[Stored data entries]
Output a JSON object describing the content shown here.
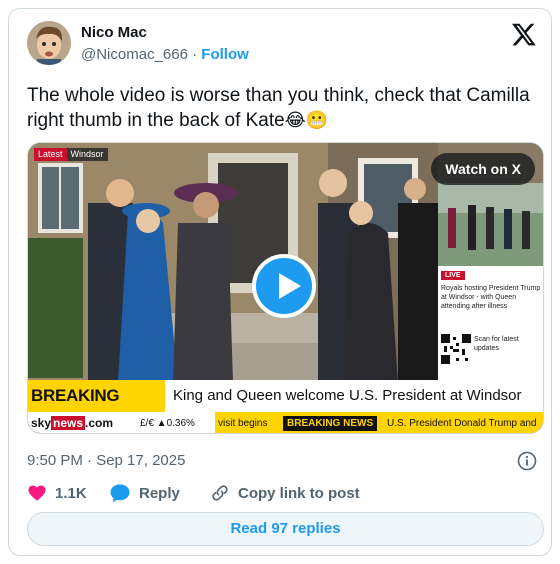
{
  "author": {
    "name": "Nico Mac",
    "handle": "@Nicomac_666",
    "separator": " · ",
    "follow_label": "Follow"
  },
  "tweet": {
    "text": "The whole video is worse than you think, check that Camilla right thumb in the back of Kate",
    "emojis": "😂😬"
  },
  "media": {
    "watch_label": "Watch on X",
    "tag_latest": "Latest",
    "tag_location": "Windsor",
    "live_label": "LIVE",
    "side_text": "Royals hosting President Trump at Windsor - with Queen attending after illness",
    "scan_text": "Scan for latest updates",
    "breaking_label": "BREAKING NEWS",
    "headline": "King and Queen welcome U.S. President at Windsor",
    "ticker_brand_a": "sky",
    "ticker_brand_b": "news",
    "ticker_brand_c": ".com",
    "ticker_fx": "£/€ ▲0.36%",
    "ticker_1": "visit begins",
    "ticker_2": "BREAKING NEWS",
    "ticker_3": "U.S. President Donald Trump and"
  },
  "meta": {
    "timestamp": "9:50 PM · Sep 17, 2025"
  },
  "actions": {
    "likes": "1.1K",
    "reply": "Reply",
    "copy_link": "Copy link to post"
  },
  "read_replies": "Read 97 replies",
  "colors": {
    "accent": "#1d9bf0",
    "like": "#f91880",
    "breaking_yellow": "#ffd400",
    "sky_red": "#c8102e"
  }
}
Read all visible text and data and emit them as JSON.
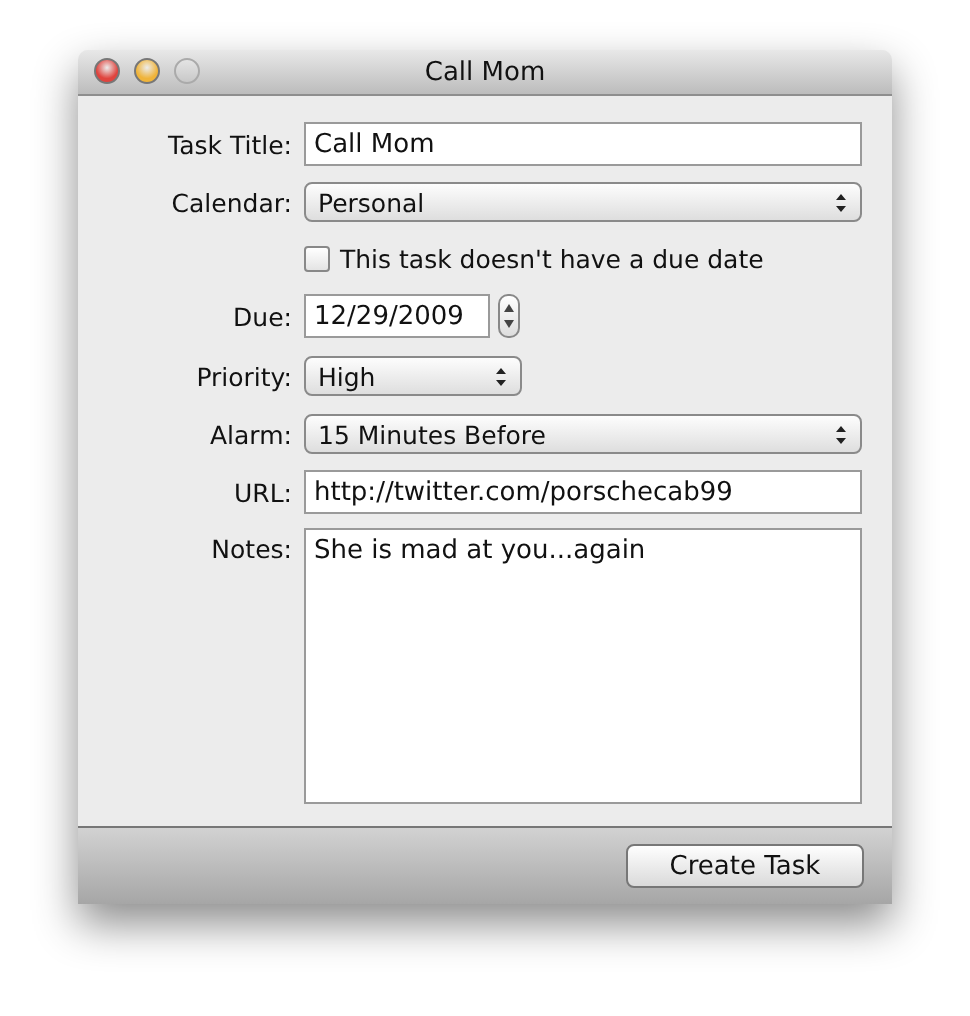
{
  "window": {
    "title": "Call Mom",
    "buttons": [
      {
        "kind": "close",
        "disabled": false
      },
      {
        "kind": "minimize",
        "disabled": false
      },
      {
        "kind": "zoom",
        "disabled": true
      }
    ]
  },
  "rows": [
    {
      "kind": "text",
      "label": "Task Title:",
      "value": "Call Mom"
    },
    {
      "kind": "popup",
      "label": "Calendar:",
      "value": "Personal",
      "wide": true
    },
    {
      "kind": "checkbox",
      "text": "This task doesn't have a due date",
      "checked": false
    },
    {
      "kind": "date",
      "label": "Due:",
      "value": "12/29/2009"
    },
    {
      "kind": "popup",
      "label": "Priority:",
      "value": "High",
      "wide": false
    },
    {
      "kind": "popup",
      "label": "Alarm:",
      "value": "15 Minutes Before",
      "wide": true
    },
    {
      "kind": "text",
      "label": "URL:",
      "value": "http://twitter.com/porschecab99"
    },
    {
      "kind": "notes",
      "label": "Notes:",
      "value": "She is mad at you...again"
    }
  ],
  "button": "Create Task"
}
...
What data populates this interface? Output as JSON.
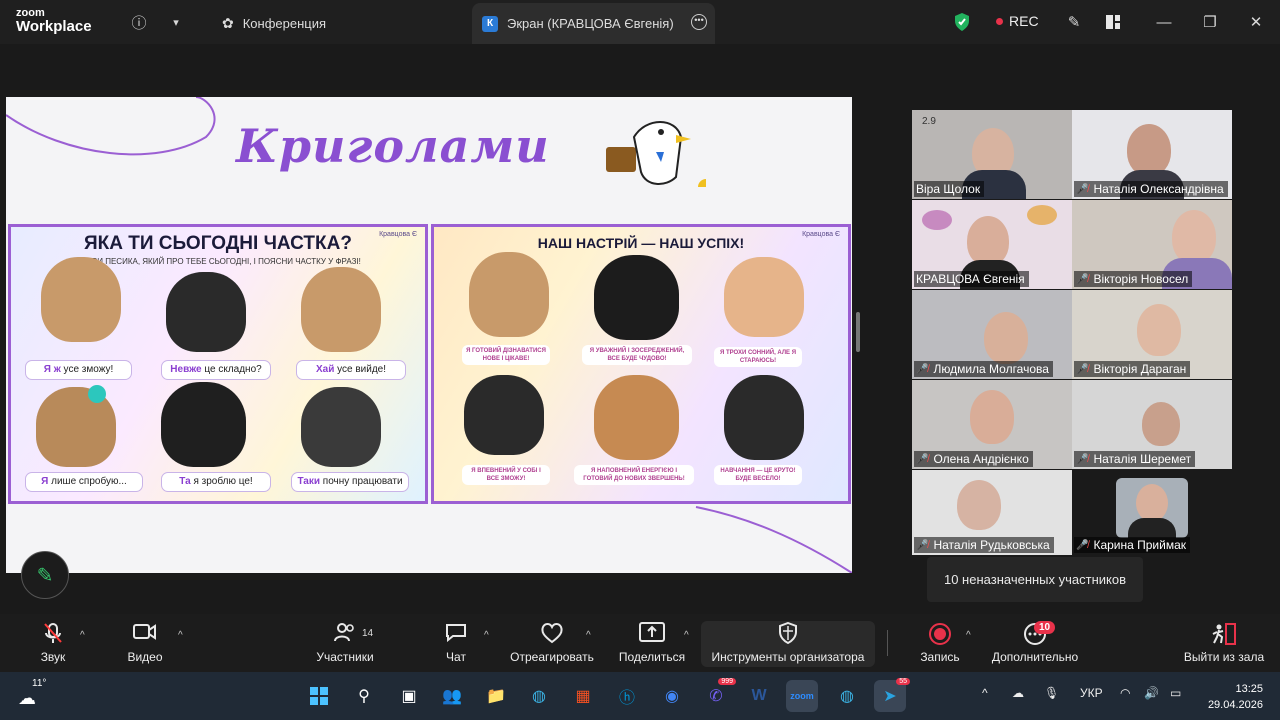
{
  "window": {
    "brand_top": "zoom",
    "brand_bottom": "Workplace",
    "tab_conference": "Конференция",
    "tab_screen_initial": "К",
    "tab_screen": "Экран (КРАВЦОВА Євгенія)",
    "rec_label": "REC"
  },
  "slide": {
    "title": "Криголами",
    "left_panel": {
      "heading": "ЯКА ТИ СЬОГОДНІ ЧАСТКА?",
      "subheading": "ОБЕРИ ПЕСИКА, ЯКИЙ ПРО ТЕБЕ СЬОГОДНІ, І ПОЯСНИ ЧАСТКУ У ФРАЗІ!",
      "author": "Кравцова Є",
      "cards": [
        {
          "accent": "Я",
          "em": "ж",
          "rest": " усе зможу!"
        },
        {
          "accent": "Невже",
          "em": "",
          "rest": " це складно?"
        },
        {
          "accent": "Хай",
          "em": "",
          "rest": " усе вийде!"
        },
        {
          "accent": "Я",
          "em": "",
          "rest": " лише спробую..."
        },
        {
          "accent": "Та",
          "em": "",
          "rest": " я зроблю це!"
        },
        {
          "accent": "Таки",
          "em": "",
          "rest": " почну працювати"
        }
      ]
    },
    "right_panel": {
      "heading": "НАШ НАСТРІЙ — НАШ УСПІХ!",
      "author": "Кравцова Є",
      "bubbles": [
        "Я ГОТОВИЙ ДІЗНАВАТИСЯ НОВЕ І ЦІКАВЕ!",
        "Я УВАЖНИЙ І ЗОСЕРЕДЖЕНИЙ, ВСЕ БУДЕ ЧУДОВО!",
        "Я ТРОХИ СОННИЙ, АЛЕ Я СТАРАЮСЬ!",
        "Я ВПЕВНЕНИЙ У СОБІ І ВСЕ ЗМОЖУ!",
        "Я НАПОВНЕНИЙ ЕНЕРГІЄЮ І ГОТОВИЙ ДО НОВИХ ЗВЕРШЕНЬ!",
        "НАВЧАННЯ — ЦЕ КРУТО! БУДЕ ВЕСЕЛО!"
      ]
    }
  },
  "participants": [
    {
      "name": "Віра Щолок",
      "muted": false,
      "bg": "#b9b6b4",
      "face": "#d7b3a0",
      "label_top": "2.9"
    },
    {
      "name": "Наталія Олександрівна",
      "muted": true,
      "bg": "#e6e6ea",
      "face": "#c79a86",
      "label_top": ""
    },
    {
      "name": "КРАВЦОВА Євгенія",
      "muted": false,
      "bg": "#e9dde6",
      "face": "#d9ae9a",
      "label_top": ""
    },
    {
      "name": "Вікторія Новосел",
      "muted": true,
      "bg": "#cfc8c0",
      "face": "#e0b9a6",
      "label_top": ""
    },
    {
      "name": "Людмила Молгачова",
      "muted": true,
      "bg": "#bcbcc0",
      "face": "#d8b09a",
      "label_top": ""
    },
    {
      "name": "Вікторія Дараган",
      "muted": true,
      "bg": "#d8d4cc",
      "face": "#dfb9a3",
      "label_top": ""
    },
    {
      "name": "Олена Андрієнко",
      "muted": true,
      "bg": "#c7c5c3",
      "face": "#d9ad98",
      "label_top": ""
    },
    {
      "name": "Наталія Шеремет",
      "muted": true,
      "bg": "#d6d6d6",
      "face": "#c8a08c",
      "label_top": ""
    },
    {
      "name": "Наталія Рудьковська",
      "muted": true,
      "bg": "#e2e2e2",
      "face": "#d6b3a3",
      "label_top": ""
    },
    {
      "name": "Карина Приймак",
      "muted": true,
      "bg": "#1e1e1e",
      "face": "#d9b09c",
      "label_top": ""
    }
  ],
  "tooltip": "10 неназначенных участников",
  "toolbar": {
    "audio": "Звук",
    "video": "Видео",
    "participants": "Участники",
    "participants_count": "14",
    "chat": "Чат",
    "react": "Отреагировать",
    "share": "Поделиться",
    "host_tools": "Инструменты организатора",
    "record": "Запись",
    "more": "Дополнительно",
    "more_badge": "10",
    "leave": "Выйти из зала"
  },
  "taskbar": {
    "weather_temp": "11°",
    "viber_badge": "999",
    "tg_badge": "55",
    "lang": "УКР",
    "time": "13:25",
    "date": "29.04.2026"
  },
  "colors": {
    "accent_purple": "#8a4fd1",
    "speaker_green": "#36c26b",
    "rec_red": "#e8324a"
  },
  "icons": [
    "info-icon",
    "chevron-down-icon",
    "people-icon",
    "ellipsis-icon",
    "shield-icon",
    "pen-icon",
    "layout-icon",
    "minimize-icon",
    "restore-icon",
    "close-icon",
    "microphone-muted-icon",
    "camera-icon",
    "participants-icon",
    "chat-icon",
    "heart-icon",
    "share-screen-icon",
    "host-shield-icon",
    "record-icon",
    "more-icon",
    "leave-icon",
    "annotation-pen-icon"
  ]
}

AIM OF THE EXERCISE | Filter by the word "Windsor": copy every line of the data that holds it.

RESULT OF THE TASK |
    "tag_location": "Windsor",
    "side_text": "Royals hosting President Trump at Windsor - with Queen attending after illness",
    "headline": "King and Queen welcome U.S. President at Windsor",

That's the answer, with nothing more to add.